• Content count

  • Joined

  • Last visited

Community Reputation

116 Neutral

About neomaycry

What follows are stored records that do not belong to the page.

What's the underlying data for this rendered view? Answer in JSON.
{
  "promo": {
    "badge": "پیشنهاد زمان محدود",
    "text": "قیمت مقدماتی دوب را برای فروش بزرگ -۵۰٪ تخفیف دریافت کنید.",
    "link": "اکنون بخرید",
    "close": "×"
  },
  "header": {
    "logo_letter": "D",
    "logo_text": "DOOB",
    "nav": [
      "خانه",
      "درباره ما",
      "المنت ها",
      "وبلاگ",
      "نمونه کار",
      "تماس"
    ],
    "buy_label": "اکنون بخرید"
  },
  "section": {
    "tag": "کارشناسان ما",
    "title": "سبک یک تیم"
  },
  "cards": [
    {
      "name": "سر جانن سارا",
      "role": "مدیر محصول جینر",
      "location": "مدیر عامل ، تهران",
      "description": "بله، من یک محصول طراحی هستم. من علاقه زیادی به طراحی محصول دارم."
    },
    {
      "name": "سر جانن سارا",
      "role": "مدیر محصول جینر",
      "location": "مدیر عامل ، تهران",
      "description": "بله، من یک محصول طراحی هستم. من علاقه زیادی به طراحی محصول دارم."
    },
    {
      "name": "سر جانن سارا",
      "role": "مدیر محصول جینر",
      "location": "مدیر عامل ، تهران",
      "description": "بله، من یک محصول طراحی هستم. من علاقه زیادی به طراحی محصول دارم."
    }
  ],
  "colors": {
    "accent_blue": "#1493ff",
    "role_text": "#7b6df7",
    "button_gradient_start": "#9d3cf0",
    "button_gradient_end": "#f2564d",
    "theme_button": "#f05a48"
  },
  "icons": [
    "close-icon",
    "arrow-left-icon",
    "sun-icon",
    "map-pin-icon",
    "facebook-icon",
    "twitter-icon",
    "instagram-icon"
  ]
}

  • Rank
  1. I am working on a space shooter game, using SFML and c++.  My game has an enemy that flies to the center of the screen and shoots a laser which rotates 360 degrees.  Everything about this process looks great except one fact: the laser needs to be "clipped" when it encounters a tile (so the player can hide behind the tile to avoid it). Take a look at the following image:   [attachment=16964:laserball.png]   Also, here is the code I have written: for(int i=0;i<numBlocks;i++) for(int j=0;j<numEnemies;j++) if(Collision::BoundingBoxTest(block[i].sprite, enemy[j].laser) && block[i].alive && enemy[j].alive && enemy[j].id == LASERBALL) { std::cout << "Laser collided with tile!" << std::endl; enemy[j].laserCollidedWithTile = true; enemy[j].laser.setScale(laserW * (block[i].sprite.getPosition().x / enemy[j].sprite.getGlobalBounds().width), 1); //fix this } The collision itself is working fine.  The problem I am having is figuring out the math of how to scale the laser so it appears to be blocked by the tile.  I've also considered approaching this problem by resizing the sprite's textureRect.  If you have time, I would appreciate feedback regarding my approach and how to fix it.  Remember that the laser is a rotated object.   EDIT: 'laserW' is a global variable used for testing purposes.  It contains the width of the laser sprite, which is 1060px.
  2. Servant,   Your explanation was superb, and the resources you shared are wonderful.  Everything looks beautiful now.  Delta time was the answer :).   Thank you!
  3. I am continuing work on a 'space shooter' game in SFML 2.0, and everything is going well.  The question I have pertains to changing the sprite's position using velocity along the 'x' axis (velX) and velocity along the 'y' axis (velY).  Assuming each variable is set to a constant value of 5, the sprite will "skip" pixels until it reaches a new destination equal to its current position plus 5 per game cycle.   This creates a rough effect, as the sprite apparently jumps from one position along a diagonal line to the next.  Is there a way to have the game loop render all the "missing" frames between the sprite's old position and its new destination?  This is mostly a cosmetic concern.  The current method looks okay ... I just want to see if there is a "smoother" way of rendering the sprite's position change.   Thanks.
  4. These responses are exactly what I was looking for, and they've helped me develop my understanding of the design process. Presently, I've been designing features in a sandbox-type environment, and I just wanted to make sure that was the proper approach. It looks like it is. Thanks for the help!
  5. I am a new programmer with novice to intermediate experience with C++. I am currently working with SFML 2.0 and feel I have a good grasp of the system. My first project is a space shooter game, and I currently have the following items coded and functional: 1) Player movement, collision, firing mechanism 2) Enemies (2 types, one that chases the player and fires; one that moves to the center of the screen and fires a laser in a 360 degree motion until the player kills it) 3) A tile map system that reads text files and loads images from a local resources folder 4) Scrolling backgrounds My question is this: If I plan on implementing many more enemy types and player features (i.e. power-ups, skill trees, etc.), how much of this should I design (code-wise) before building my first level? I definitely don't want to make a level and have to go back and change it all when I'm further into development. Likewise, I don't enjoy programming endlessly without "seeing" any sort of payoff. When should I move on to the next step? Thanks for your advice.